Everything in the legal world is subject to deadlines. The deadlines fundamentally serve legal certainty, by not making the possibility of a claim hang over us indefinitely. Otherwise, if a multitude of issues could be claimed after, for example, 30 years, we would see each other forced to keep a multitude of evidence, or we would be defenseless by not being able to provide witnesses who have already disappeared.

We can exercise our rights within the terms established by law for each one, (except in cases of nullity, which are not null and void, which are not). But just as important as exercising the right within the term is NOT TO RUSH THE DEADLINE, that is, not to wait for the last day of the term. The reason is simple, preparing a claim or a response requires time, involves collecting evidence, ordering it, analyzing it and looking for jurisprudence…. etc Pretending that a lawyer or a law firm does all this work in two days, which depending on the case can be enormous, is pretending to be a miracle. The more time we have to prepare a matter, much better quality of work, and many more chances of success.

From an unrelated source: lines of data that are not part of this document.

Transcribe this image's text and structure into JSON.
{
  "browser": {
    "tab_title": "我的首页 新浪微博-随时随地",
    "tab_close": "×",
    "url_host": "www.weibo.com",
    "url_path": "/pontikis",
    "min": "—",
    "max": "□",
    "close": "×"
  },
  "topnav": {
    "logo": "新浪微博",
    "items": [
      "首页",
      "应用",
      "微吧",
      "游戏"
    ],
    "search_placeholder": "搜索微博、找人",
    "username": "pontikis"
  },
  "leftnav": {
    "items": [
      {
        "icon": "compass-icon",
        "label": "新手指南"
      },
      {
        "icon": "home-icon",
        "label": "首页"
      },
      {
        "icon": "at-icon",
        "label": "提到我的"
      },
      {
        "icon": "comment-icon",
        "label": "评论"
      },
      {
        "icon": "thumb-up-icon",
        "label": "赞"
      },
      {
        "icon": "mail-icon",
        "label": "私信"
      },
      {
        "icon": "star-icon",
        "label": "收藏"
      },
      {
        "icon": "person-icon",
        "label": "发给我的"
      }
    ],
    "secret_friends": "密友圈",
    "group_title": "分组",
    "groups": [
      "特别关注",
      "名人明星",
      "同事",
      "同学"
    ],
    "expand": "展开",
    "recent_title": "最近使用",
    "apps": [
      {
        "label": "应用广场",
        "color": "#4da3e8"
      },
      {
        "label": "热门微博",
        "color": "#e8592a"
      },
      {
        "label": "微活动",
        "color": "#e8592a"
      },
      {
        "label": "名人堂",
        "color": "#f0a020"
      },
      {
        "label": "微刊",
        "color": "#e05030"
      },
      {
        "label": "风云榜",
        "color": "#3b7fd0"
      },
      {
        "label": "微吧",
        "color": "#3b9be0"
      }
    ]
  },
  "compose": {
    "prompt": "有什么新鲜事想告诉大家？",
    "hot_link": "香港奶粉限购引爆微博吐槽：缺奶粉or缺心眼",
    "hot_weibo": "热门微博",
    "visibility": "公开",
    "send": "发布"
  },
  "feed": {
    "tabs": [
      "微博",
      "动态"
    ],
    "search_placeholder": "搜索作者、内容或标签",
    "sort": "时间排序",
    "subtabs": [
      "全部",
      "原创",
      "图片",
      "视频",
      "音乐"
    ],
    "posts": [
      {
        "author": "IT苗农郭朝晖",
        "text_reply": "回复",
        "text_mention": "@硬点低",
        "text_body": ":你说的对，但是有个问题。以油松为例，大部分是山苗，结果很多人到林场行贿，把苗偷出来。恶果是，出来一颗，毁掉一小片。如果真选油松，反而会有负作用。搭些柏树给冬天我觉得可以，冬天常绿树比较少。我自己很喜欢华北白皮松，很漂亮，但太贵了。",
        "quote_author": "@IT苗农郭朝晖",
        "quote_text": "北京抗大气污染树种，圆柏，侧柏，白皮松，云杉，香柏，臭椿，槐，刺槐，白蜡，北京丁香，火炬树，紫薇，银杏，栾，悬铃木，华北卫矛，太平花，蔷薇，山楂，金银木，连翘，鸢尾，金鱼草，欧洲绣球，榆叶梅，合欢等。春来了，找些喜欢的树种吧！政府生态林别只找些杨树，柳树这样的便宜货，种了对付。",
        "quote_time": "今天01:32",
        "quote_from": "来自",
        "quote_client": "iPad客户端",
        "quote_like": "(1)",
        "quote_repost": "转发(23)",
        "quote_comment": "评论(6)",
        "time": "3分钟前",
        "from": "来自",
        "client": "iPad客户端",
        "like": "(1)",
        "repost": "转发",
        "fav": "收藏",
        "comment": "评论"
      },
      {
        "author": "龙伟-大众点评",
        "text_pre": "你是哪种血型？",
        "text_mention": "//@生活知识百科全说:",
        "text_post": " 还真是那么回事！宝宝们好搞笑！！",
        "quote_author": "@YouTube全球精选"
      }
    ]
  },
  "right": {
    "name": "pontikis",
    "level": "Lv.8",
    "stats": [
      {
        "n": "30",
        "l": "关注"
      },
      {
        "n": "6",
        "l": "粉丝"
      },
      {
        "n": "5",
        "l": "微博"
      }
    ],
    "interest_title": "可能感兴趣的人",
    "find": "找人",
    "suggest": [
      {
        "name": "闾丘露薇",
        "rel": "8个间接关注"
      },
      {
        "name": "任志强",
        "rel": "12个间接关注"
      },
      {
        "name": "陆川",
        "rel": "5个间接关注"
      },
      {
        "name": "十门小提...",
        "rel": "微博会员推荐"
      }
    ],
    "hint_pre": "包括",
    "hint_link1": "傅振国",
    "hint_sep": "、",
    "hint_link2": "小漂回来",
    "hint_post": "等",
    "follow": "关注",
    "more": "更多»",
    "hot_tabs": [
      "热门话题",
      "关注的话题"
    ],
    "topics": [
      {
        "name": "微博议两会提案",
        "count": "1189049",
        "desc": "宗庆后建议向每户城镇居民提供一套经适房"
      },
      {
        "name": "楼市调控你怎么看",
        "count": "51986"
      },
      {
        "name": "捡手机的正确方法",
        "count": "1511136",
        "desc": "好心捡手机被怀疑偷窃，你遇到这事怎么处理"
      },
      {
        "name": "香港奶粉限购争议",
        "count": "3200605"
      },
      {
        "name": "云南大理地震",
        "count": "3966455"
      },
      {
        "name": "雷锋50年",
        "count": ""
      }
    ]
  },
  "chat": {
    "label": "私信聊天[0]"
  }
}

In future entries we will leave some of the most used terms and that it is best to know and how to compute them.